April 29, 2007
Pat’s: 1237 East Passyunk Avenue, Philadelphia, PA 19147
Geno’s: 1219 S 9th Street, Philadelphia, PA 19147
Cheesesteak with Onions and Provolone ($7)
Cheesesteak with Onions and Cheez Whiz ($7)
While there are definitely superior cheesesteaks to be eaten in Philadelphia (Try Donny’s at The Grill at Swarthmore College), it’s Pat and Geno who get the most press and accolades due to their hilarious rivalry and close proximity. From the outside, Geno runs a cleaner and more modern shop that somewhat resembles Times Square. Pat on the other hand, has a no-frills white storefront with faded red tables for customers to dine at. Geno is a bit more notorious than Pat because sometime last year he publicly demanded that all customers order in English because we live in America! I don’t know where Pat officially stands on the issue, but it’s most likely the opposite of Geno.
Yo quiero un cheesesteak con Cheez Whiz y cebollas, por favor.
My brother and I conducted a ‘steak by ‘steak comparison three years ago during Family Weekend and concluded that Pat made a better product, but that was ages ago.

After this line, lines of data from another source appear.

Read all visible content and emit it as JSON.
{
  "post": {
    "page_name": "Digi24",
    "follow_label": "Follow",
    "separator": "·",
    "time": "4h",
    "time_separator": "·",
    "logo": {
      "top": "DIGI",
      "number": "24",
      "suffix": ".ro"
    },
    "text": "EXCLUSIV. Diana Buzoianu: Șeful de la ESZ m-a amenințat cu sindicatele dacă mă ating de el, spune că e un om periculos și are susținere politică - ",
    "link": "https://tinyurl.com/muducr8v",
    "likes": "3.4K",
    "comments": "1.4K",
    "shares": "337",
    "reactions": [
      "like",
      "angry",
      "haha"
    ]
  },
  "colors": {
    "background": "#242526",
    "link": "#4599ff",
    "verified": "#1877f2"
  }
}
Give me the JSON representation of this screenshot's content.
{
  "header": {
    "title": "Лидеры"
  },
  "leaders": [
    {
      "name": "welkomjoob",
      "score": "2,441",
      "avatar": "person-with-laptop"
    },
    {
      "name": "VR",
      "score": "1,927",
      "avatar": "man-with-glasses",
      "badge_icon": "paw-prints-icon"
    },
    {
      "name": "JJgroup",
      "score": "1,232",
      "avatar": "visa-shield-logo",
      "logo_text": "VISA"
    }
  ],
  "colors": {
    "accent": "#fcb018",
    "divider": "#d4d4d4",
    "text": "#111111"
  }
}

For kicks and giggles last weekend, the Astronomer and I set out to determine once and for all who makes a better cheesesteak–Pat or Geno.
Before I delve into the sandwiches, it must be noted that the customer service at both establishments is horrible. The men who work behind the counter are fat, mean, and intimidating. Small talk is non-existent; Pat, Geno, and their minions want you to pay and scram. The grill at Pat’s is also really disgusting (see evidence below).
The Astronomer and I headed to Pat’s first because he isn’t a known racist. The cheesesteak was made in 2.5 seconds, which was way too fast for the provolone to properly melt. Clearly made with indifference, our sandwich was handed to us unwrapped on some butcher paper. Every table at Pat’s was occupied so we sat on a ledge across the street. My first thought as I bit into the sandwich was, “eh.” My second and third thoughts were, “the onions are still a little raw” and “there isn’t much steak here.” On a positive note, the bread was good. Surprisingly, the meat was dry considering the copious amounts of grease on the grill. I can’t believe my brother and I gave Pat’s a thumbs up.
Soon after we finished the first, we crossed the street and placed our order at Geno’s substituting provolone with Cheez Whiz. Although it would have been best to compare apples to apples, I didn’t want to risk another cheesesteak without melted cheese. The folks at Geno’s were slacking because it took 10 whole seconds to produce our sandwich. Unlike Pat’s, our cheesesteak was handed to us wrapped-up in butcher paper. Once again, we headed to the ledge to chow. The major difference between the cheesesteaks is the meat. Pat chops his meat into bits, while Geno slices his thinly. My first thought as I bit into Geno’s sandwich was, “ooh, I really like Cheez Whiz.” My second and third thoughts were, “the onions are perfectly cooked” and “the bread is just like Pat’s.”
On this warm spring day, The Astronomer and I guiltily declared Geno the winner. As good liberals we should have let Pat win, but our tastebuds decided otherwise.